Every product submitted for the Seal of Recommendation is rigorously reviewed by an independent committee of renowned photobiologists - experts in the study of the interaction of ultraviolet radiation and the skin. The members of The Skin Cancer Foundation's Photobiology Committee are: Chairman Warwick Morison, MD, professor of Dermatology, John Hopkins Medical School; Henry W. Lim, MD, Dr. Lim is the Chairman and Clarence S. Livingood Chair of the Department of Dermatology at Henry Ford Hospital in Detroit; John Epstein, MD, clinical professor of Dermatology, University of California at San Francisco; Heidi Jacobe, MD, assistant professor, Dermatology, University of Texas Southwestern Medical Center at Dallas, and Steven Q. Wang, MD, director, Dermatology Service, Memorial Sloan Kettering Cancer Center, New Jersey.

The Foundation initially created the Seal program for SPF 15+ sunscreens. As sun protection technology has advanced, the Foundation has expanded the program to include products such as sunglasses; sun-protective clothing; umbrellas and awnings; UV window film; UV laundry additives; and sunroof materials. Currently, more than 850 products worldwide carry the Seal of Recommendation.

Every product submitted for the Seal of Recommendation is rigorously reviewed by an independent committee of renowned photobiologists - experts in the study of the interaction of ultraviolet radiation and the skin.

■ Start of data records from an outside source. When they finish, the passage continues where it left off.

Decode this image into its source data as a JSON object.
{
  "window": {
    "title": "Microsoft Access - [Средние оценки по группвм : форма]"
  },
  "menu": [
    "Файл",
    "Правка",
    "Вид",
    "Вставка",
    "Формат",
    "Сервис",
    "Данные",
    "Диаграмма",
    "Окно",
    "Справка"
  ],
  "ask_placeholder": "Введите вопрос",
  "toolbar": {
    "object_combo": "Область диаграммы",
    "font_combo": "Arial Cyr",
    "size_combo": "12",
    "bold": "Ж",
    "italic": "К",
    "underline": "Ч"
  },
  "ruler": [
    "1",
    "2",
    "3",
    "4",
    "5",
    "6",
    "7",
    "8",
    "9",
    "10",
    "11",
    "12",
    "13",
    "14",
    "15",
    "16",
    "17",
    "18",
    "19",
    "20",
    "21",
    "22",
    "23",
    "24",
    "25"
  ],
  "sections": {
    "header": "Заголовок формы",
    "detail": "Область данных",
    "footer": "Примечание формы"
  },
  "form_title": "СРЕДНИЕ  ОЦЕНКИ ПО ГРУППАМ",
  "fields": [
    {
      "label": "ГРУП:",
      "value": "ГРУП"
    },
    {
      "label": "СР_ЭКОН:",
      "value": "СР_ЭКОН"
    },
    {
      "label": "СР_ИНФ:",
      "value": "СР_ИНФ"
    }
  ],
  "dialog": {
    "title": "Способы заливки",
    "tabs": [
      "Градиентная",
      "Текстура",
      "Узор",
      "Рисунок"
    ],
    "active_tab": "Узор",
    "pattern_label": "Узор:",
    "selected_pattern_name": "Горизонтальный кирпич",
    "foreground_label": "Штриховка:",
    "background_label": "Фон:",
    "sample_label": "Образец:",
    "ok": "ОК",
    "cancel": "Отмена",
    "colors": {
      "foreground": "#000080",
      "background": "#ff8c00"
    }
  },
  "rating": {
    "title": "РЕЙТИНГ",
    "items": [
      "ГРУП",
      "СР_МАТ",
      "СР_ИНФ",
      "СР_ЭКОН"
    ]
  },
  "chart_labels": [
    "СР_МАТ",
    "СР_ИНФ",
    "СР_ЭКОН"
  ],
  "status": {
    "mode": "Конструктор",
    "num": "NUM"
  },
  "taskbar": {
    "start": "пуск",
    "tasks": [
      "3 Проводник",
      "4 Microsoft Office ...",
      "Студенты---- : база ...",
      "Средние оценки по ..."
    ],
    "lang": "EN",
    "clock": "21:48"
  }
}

The members of The Skin Cancer Foundation's Photobiology Committee are: Chairman Warwick Morison, MD, professor of Dermatology, John Hopkins Medical School; Henry W. Lim, MD,

Dr. Lim is the Chairman and Clarence S. Livingood Chair of the Department of Dermatology at Henry Ford Hospital in Detroit; John Epstein, MD, clinical professor of Dermatology, University of California at San Francisco; Heidi Jacobe, MD, assistant professor, Dermatology, University of Texas Southwestern Medical Center at Dallas, and Steven Q. Wang, MD, director, Dermatology Service, Memorial Sloan Kettering Cancer Center, New Jersey.

About The Skin Cancer Foundation

The Skin Cancer Foundation is the only global organization solely devoted to the prevention, detection and treatment of skin cancer. The mission of the Foundation is to decrease the incidence of skin cancer through public and professional education and research. For more information, visit www.SkinCancer.org


*There are a number of test methods that can be used to evaluate the UVA protective level of a sunscreen product. Two of the most common methods are the Critical Wavelength test and Persistent Pigment Darkening (PPD).

Critical Wavelength is a laboratory test method using specially formulated tape that measures UV transmission with and without sunscreen. In this method, the absorption spectrum of the sunscreen is measured against wavelength. The wavelength where 90 percent of absorption occurs is defined as the critical wavelength. The more potent the UVA protection, the longer the critical wavelength.

The PPD in vivo method is modeled after the SPF test. Human subjects are exposed to UVA wavelengths (320 to 400 nanometers) both with and without sunscreen. The appearance of pigment darkening of the exposed skin between 2 to 24 hrs after exposure is used as a biological endpoint.